Huelskamp promptly claimed the district’s “traditional” seat on the House Agriculture Committee. However, anyone who thought that he went to Washington to promote Kansas agriculture were soon disabused. To the surprise of no one who paid attention to his career, Huelskamp fast became a thorn in the side of House Speaker John Boehner and other Republicans leaders. He also refused to compromise on cutting federal spending, even when the all-important Farm Bill was up for reauthorization. In fact, despite pleas by Kansas agricultural groups to support passage, Huelskamp and fellow House conservatives blocked action on the Farm Bill throughout the 112th Congress (2011-2012).

In December 2012 Speaker Boehner, furious at Huelskamp’s obstinacy, booted him from the Budget Committee and, to make the lesson hit closer to home, the Agriculture Committee. The Big First now had no seat on Agriculture for the first time in (recent?) history. Huelskamp, along with the other three members of the Kansas House delegation – the most conservative in the country – also famously voted against the final version of the Agricultural Act of 2014 – the Farm Bill! – despite pleas by Kansas agricultural leaders to support the compromise measure.

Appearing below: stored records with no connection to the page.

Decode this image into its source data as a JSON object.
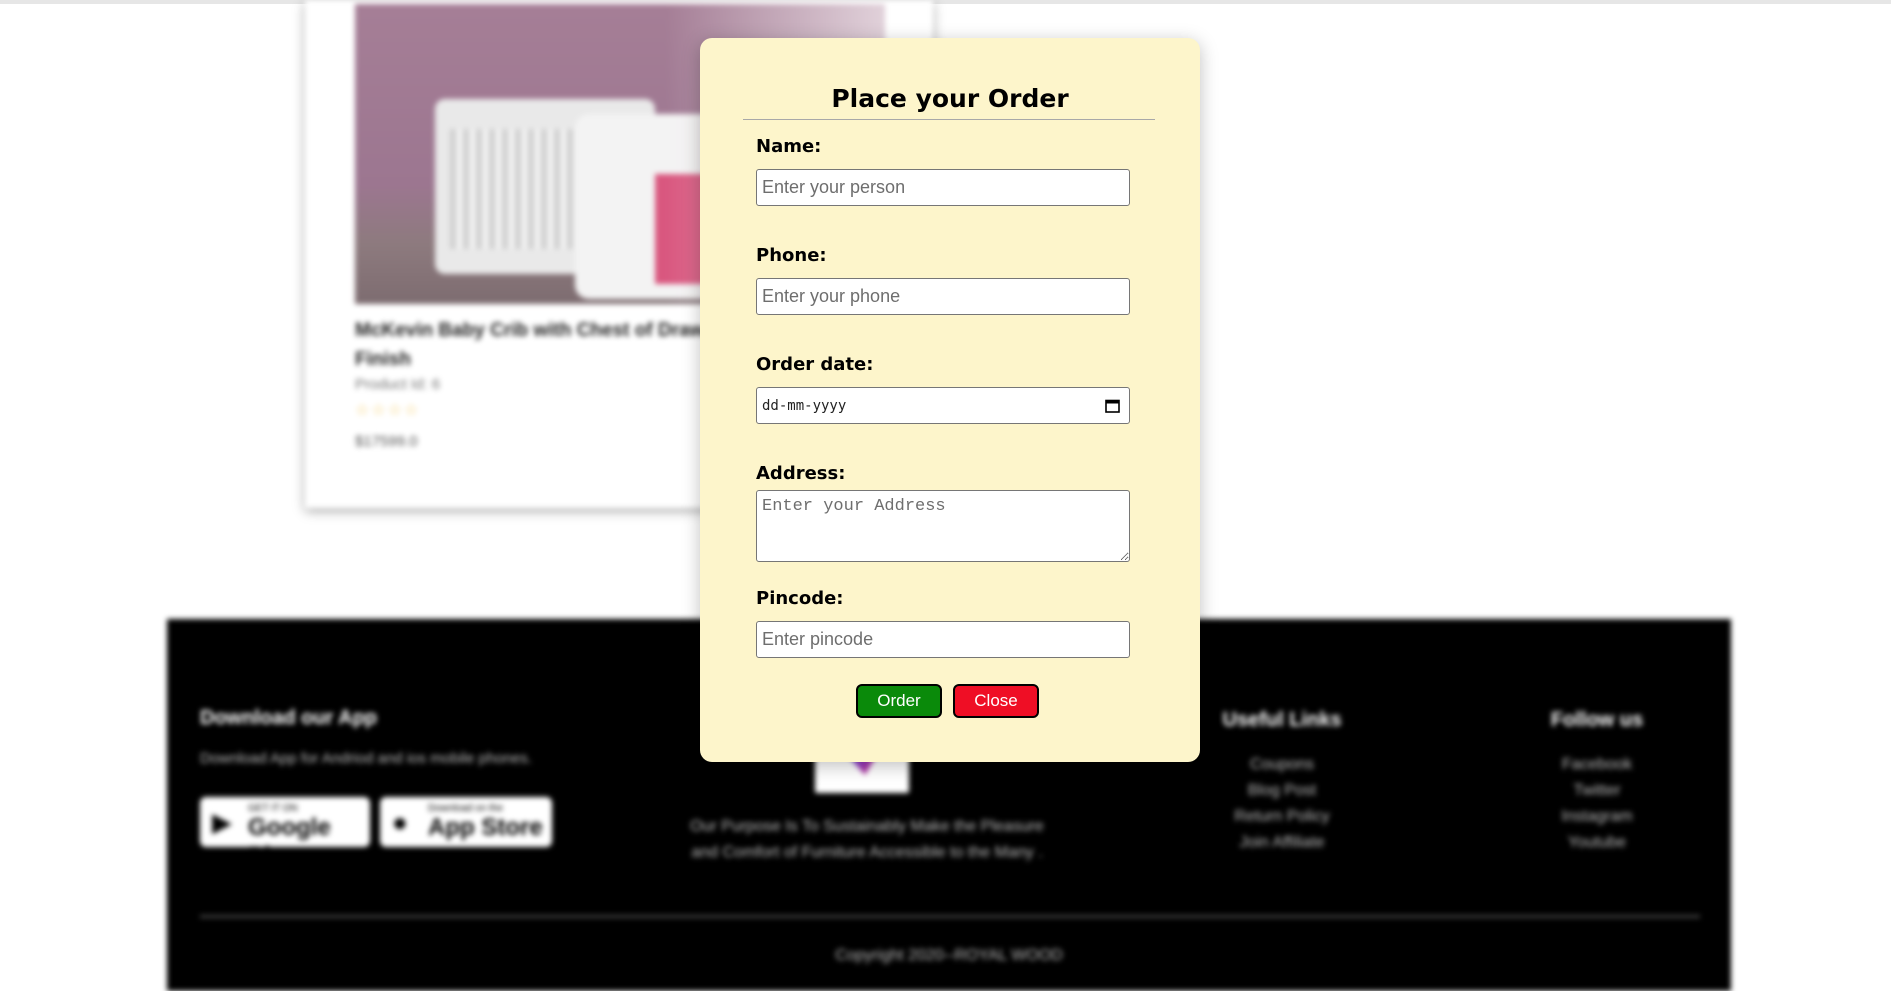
{
  "product": {
    "title": "McKevin Baby Crib with Chest of Drawers in White & Pink Finish",
    "id_text": "Product Id: 6",
    "rating_stars": "☆☆☆☆",
    "price": "$17599.0"
  },
  "footer": {
    "app_title": "Download our App",
    "app_text": "Download App for Andriod and ios mobile phones.",
    "google_badge_small": "GET IT ON",
    "google_badge_big": "Google Play",
    "apple_badge_small": "Download on the",
    "apple_badge_big": "App Store",
    "purpose_line1": "Our Purpose Is To Sustainably Make the Pleasure",
    "purpose_line2": "and Comfort of Furniture Accessible to the Many .",
    "useful_links_title": "Useful Links",
    "useful_links": [
      "Coupons",
      "Blog Post",
      "Return Policy",
      "Join Affiliate"
    ],
    "follow_title": "Follow us",
    "follow_links": [
      "Facebook",
      "Twitter",
      "Instagram",
      "Youtube"
    ],
    "copyright": "Copyright 2020--ROYAL WOOD"
  },
  "modal": {
    "title": "Place your Order",
    "name_label": "Name:",
    "name_placeholder": "Enter your person",
    "phone_label": "Phone:",
    "phone_placeholder": "Enter your phone",
    "date_label": "Order date:",
    "date_placeholder": "dd-mm-yyyy",
    "address_label": "Address:",
    "address_placeholder": "Enter your Address",
    "pincode_label": "Pincode:",
    "pincode_placeholder": "Enter pincode",
    "order_button": "Order",
    "close_button": "Close"
  },
  "colors": {
    "modal_bg": "#fdf5cb",
    "order_button": "#0a8a0a",
    "close_button": "#ef0e25",
    "footer_bg": "#000000"
  }
}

All of this should have hurt Huelskamp at home. Boehner certainly hoped that Big First voters would elect a more agreeable Republican. But they didn’t: Huelskamp survived a primary challenge by an underfunded opponent and won easy re-election in 2014. So did his three compatriots, no doubt because they adhered to the set of values on which their supporters sent them to Congress in the first place.

It’s August 2016. Huelskamp again faced a primary challenge. This time he got thumped, losing by 13 points to political novice Roger Marshall. Barring a cataclysm in November, Marshall will be the Big First’s next representative.

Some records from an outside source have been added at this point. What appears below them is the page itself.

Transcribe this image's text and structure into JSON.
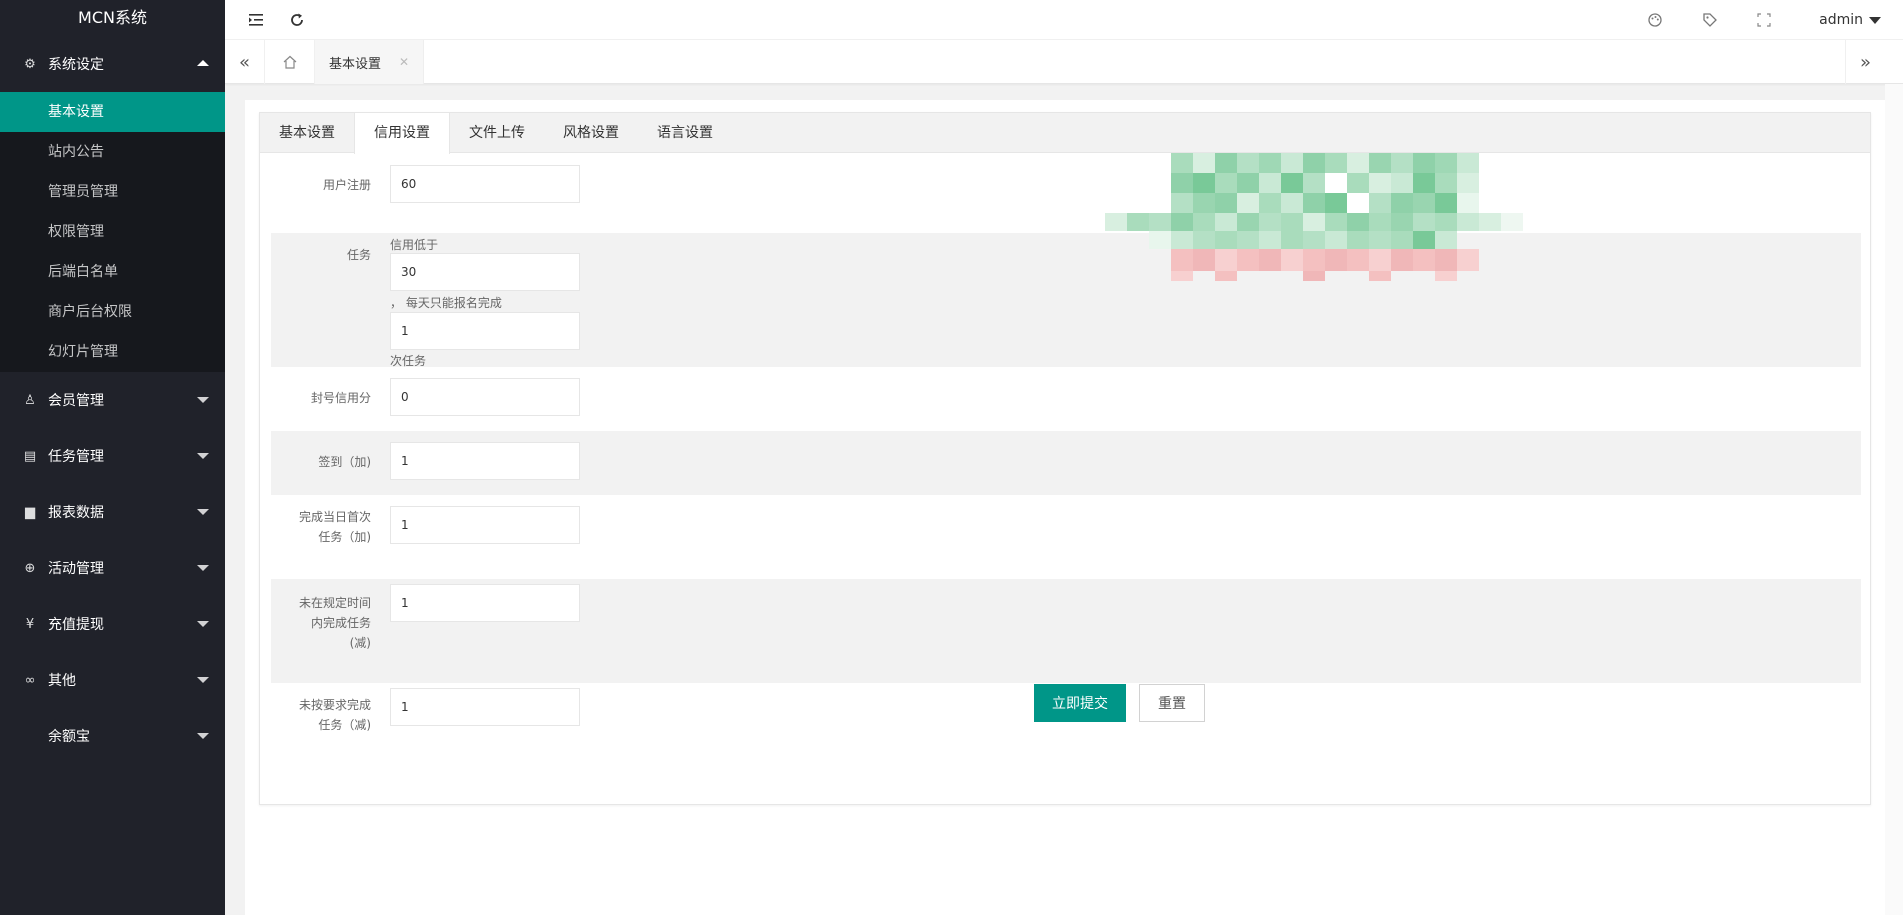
{
  "app": {
    "title": "MCN系统"
  },
  "sidebar": {
    "groups": [
      {
        "label": "系统设定",
        "icon": "gear-icon",
        "expanded": true,
        "items": [
          "基本设置",
          "站内公告",
          "管理员管理",
          "权限管理",
          "后端白名单",
          "商户后台权限",
          "幻灯片管理"
        ],
        "active_index": 0
      },
      {
        "label": "会员管理",
        "icon": "user-icon"
      },
      {
        "label": "任务管理",
        "icon": "document-icon"
      },
      {
        "label": "报表数据",
        "icon": "chart-icon"
      },
      {
        "label": "活动管理",
        "icon": "binoculars-icon"
      },
      {
        "label": "充值提现",
        "icon": "yen-icon"
      },
      {
        "label": "其他",
        "icon": "link-icon"
      },
      {
        "label": "余额宝",
        "icon": ""
      }
    ]
  },
  "header": {
    "user": "admin"
  },
  "tabbar": {
    "current_tab": "基本设置"
  },
  "form": {
    "tabs": [
      "基本设置",
      "信用设置",
      "文件上传",
      "风格设置",
      "语言设置"
    ],
    "active_tab": 1,
    "fields": {
      "register": {
        "label": "用户注册",
        "value": "60"
      },
      "task": {
        "label": "任务",
        "hint_before": "信用低于",
        "value1": "30",
        "hint_mid": "， 每天只能报名完成",
        "value2": "1",
        "hint_after": "次任务"
      },
      "ban": {
        "label": "封号信用分",
        "value": "0"
      },
      "signin": {
        "label": "签到（加)",
        "value": "1"
      },
      "first_task_line1": "完成当日首次",
      "first_task_line2": "任务（加)",
      "first_task_value": "1",
      "overdue_line1": "未在规定时间",
      "overdue_line2": "内完成任务",
      "overdue_line3": "(减)",
      "overdue_value": "1",
      "unqualified_line1": "未按要求完成",
      "unqualified_line2": "任务（减)",
      "unqualified_value": "1"
    },
    "submit_label": "立即提交",
    "reset_label": "重置"
  },
  "colors": {
    "accent": "#009688",
    "sidebar_bg": "#20222a"
  }
}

Many saw Huelskamp’s ouster as the revenge of Kansas Agriculture. Indeed, former Huelskamp allies at the Kansas Farm Bureau and Kansas Livestock Association supported Marshall, as did the American Farm Bureau Federation and the National Association of Wheat Growers. Not surprisingly, Marshall pledges to regain the 1st’s rightful place on the House Agriculture Committee.

Yet Huelskamp’s loss may have more to do with Republican Party politics than with the power of agriculture interests. The primary was like the Spanish Civil War – the warm-up for World War II – with each combatant backed by outside powers using the two as proxies in a bigger fight. Huelskamp had the support of National Right to Life, the National Rifle Association, and conservative groups like Club for Growth and Americans for Prosperity. Marshall, no liberal, was backed by what passes these days for Establishment Republicanism – notably the U.S. Chamber of Commerce. These groups poured nearly $3 million into the race, most of it fueling an arms race of television and radio ads. The money mattered: few challengers can beat an incumbent, even one with Huelskamp’s negatives, without it.

While Huelskamp alienated voters, he lost only because he faced a well-funded opponent in a one-on-one race funded by outside groups with their own agendas. Agriculture got its revenge, but only as a result of that larger war within the Republican Party.

Christopher Bosso is professor of public policy at Northeastern University. His areas of interest include food and environmental policy, science and technology policy, and the governance of emerging technologies. His newest book, Framing the Farm Bill: Interests, Ideology, and the Agricultural Act of 2014 will be published by UPK next year.